What you have to do >> In how many lines of the records below does the word "name" appear? Answer with the number alone.

Exercise data >>
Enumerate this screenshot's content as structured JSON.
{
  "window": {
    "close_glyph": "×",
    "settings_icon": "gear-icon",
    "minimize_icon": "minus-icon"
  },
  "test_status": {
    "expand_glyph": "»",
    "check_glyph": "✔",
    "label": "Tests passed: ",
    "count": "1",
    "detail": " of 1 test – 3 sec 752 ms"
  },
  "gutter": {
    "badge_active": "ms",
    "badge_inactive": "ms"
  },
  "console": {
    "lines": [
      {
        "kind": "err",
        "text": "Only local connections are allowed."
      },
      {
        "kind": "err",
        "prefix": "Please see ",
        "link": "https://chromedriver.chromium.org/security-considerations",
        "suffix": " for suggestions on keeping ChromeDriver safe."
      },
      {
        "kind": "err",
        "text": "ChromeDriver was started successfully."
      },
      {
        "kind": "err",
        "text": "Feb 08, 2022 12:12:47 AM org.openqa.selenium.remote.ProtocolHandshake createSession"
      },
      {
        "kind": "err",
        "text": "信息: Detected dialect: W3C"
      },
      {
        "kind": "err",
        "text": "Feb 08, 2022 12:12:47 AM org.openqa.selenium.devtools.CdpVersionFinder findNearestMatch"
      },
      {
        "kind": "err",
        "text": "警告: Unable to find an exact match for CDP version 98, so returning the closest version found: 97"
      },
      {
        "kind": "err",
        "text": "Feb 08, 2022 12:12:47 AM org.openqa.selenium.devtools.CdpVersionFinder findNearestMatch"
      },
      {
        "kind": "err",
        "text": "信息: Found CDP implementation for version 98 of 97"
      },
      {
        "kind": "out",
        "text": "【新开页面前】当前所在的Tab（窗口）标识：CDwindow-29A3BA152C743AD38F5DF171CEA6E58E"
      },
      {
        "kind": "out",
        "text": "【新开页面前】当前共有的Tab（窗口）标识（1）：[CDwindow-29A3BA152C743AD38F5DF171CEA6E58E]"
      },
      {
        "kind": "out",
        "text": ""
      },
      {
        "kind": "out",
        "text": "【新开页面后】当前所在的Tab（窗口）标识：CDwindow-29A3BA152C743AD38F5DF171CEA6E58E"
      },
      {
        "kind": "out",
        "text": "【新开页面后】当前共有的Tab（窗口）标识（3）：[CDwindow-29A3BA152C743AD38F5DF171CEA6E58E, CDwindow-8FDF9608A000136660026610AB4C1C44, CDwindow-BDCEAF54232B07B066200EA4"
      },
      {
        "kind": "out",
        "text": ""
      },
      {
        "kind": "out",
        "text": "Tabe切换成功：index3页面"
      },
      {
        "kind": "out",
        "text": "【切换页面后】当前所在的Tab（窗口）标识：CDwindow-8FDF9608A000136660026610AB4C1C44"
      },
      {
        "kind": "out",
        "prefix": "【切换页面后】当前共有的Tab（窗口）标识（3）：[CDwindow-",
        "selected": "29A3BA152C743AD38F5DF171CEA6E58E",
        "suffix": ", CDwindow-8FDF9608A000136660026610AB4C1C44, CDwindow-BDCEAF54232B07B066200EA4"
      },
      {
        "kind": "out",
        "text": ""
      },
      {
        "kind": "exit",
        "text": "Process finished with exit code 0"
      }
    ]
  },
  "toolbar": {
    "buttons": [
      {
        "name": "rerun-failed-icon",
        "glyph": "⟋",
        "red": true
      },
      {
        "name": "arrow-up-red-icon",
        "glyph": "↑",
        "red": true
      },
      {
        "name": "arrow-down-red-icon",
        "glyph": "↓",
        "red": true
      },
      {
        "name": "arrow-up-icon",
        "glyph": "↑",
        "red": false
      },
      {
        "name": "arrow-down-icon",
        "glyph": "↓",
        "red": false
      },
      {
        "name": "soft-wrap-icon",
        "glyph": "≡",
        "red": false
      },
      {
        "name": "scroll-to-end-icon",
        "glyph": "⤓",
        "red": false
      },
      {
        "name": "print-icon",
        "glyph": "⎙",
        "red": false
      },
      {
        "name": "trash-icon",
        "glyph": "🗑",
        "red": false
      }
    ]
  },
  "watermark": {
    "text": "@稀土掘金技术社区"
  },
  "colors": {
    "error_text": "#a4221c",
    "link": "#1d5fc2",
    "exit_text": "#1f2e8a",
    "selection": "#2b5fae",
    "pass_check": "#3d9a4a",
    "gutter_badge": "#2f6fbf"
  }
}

Result of the task >> 9